The first four chapters provide a survey of these issues and the ways they have been addressed by Ingarden, Iser, Jauss, and Barthes. Part Two of the book begins with an account of how, with the invention of printing and the spread of literacy, rereading (of the Bible) became the norm: "Luther made necessary what Gutenberg had made possible." But at the end of the eighteenth century, "a new kind of extensive reading became increasingly widespread," and in our own time, most of what is read is not reread. The act of reading involves a host of variables—the age and sex of the reader, the circumstances and purpose of the activity, the psychological states and kinds of attention involved—that make it difficult to develop a "poetics of reading" (the subject of the eighth chapter).

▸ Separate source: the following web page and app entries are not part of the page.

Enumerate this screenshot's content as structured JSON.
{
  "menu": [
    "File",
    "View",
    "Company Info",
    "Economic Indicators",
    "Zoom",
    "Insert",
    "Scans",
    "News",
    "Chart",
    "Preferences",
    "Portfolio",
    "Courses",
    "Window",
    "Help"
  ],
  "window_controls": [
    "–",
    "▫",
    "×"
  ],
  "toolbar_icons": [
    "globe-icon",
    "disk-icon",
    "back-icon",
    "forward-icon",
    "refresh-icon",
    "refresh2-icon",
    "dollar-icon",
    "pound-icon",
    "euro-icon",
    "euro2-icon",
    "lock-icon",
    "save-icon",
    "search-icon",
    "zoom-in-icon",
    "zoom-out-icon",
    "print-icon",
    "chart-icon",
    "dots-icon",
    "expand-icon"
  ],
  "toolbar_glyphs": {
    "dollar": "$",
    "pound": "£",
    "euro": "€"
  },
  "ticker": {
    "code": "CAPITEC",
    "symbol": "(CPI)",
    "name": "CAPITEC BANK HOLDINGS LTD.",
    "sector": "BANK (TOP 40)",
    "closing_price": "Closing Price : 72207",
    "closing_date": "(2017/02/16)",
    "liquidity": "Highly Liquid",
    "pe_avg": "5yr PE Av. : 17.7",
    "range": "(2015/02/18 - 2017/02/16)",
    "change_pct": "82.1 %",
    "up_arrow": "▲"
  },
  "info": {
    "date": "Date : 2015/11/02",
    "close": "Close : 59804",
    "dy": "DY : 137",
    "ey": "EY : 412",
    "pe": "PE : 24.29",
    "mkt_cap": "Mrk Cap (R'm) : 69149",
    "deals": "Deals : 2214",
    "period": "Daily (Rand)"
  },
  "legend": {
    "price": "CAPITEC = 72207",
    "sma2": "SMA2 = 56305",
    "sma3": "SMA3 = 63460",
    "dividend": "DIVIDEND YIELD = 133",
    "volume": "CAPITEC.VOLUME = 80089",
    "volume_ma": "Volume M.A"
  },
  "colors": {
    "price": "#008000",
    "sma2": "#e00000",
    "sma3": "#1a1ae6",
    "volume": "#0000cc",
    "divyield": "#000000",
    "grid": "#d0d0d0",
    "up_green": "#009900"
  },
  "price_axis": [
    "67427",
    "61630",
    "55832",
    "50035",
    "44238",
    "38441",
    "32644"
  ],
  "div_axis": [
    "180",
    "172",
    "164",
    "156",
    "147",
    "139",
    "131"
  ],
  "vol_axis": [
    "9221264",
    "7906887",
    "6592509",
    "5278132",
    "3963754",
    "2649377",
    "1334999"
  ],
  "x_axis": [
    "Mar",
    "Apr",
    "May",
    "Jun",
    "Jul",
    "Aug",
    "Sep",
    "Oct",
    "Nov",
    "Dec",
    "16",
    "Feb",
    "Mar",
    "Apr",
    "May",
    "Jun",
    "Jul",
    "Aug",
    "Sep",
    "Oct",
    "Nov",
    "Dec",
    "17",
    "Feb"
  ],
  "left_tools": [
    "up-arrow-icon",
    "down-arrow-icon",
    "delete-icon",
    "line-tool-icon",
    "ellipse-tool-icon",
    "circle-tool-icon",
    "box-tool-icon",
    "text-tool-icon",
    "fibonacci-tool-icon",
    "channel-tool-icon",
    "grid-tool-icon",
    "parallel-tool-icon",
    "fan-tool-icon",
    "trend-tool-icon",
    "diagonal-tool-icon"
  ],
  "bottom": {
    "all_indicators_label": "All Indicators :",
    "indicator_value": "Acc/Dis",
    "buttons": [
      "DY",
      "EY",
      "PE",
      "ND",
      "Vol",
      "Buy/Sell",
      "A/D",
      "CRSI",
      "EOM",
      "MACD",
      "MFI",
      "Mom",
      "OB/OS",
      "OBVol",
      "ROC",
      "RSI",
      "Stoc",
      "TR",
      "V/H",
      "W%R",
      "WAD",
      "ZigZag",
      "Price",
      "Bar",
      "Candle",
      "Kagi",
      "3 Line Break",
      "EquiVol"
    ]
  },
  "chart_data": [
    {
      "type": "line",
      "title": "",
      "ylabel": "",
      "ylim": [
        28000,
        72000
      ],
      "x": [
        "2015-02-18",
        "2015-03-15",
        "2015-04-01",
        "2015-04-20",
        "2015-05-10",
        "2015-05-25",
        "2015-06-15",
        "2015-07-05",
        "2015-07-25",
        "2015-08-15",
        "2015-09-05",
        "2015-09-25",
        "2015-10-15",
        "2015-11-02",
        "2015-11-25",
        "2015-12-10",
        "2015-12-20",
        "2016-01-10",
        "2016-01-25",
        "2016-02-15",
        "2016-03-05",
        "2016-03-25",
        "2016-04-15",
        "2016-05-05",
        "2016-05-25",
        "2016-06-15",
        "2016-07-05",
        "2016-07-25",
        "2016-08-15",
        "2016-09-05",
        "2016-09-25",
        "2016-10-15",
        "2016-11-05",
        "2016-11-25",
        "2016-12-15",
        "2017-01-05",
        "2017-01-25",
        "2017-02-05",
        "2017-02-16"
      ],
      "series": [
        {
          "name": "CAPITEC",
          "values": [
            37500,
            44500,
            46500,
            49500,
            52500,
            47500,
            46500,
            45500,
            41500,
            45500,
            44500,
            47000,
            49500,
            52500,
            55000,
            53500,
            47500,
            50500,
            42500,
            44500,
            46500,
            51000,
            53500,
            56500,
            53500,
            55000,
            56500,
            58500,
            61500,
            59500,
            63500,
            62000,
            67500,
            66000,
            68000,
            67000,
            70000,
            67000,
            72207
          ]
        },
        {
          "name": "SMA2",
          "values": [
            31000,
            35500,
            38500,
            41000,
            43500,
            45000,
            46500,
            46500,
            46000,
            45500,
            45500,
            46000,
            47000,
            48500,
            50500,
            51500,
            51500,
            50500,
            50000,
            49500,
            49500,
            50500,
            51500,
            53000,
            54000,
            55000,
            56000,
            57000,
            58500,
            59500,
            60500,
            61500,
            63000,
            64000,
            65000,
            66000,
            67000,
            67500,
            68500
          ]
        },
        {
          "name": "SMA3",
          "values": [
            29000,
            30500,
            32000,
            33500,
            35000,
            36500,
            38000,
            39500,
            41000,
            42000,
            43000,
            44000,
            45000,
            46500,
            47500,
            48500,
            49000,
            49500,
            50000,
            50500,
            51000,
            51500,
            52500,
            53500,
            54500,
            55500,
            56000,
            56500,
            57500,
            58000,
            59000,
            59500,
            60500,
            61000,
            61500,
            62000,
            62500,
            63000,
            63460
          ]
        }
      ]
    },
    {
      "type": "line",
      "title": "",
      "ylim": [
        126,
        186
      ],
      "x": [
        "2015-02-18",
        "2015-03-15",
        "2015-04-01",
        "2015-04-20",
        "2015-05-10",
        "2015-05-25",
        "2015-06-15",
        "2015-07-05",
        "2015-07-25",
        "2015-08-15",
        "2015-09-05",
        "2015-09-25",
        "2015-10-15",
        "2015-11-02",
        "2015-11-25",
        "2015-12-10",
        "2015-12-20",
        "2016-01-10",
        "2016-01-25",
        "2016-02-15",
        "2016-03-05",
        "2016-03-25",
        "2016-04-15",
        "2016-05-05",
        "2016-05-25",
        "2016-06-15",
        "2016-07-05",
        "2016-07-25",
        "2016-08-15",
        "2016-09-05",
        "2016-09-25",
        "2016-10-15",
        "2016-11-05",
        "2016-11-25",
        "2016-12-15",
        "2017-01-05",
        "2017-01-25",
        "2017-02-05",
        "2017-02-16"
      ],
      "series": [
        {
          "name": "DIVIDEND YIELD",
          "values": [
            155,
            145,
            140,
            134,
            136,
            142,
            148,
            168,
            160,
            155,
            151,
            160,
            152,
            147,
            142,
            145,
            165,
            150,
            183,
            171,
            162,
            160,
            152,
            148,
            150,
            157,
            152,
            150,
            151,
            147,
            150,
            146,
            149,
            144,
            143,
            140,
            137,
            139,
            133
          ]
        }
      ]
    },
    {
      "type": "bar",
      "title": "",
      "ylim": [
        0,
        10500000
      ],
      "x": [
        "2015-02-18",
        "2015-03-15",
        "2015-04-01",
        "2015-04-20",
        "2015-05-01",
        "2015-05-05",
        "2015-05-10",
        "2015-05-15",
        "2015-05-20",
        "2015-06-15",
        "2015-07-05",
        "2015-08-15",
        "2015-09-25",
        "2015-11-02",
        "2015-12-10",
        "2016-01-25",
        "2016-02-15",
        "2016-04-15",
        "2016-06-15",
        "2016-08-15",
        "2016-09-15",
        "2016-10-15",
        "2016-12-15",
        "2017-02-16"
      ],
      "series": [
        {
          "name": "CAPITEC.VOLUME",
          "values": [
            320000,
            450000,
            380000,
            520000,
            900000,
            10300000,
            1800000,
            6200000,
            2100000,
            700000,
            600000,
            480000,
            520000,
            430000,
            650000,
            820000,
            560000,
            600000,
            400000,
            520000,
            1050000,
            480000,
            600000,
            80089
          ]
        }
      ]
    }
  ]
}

Calinescu's main concern is rereading when undertaken for pleasure—which might serve as a heuristic description of what we do when engaged with "literature." He explores the creation and consumption of fictional texts as forms of play, in the multiple senses the word has acquired since Schiller. Readers absorb the conventions and "facts" that a text posits to establish its autonomy as a fictional world. Writers like Borges and Nabokov seem deliberately to challenge us in games of concealment and revelation, evoking other fictional worlds in their intertextual play. Opposed to the selfconscious rereading they elicit is the symbolic play found in children's games and what I call "rapt reading"—total absorption in, and identification with, a world of make-believe. These poles of playful and absorbed reading have non-literary analogues in social, psychological, and even zoological behavior, as Erving Goffman, Freud, Piaget, Bateson, and others have shown. [End Page 455]
The fourth part of the book treats the ways that secrecy shapes writing and reading. Texts lead us on by exciting our curiosity, disclosing some things to all readers, yet sometimes seeming to hold revelations in reserve for the writer's fans, initiates of particular sects, or those able to unravel hidden messages and thus number themselves among the elect. The distinction between insiders and outsiders is crucial here, as is that between intentional and unintentional self- revelation. Discoveries readers make may be self-mystifications, as when an over-zealous hermeneutic of suspicion produces a projection of paranoia, or group-think. Here, as elsewhere in the book, Calinescu calls attention to relevant examples from non-literary domains (Spinoza's Tractatus Theologico-Politicus ; the writings of Leo Strauss). Sections treating texts by Borges, Nabokov, Robbe-Grillet, and Henry James provide revealing applications of the argument.
On my own shelves, Rereading will be flanked by books on reader response and reception theory on one side, and, on the other, books such as Peter Brooks's Reading for the Plot , Kermode's Genesis of Secrecy , Walton's Mimesis as Make-Believe, and Pavel's Fictional Worlds. In its broadest implications, it is an anthropology (or even zoology) of fiction and a phenomenology of reading; at its narrowest, it proposes a pragmatic aesthetics that shows how domains of everyday life are selectively superimposed to produce the realm traditionally called literary.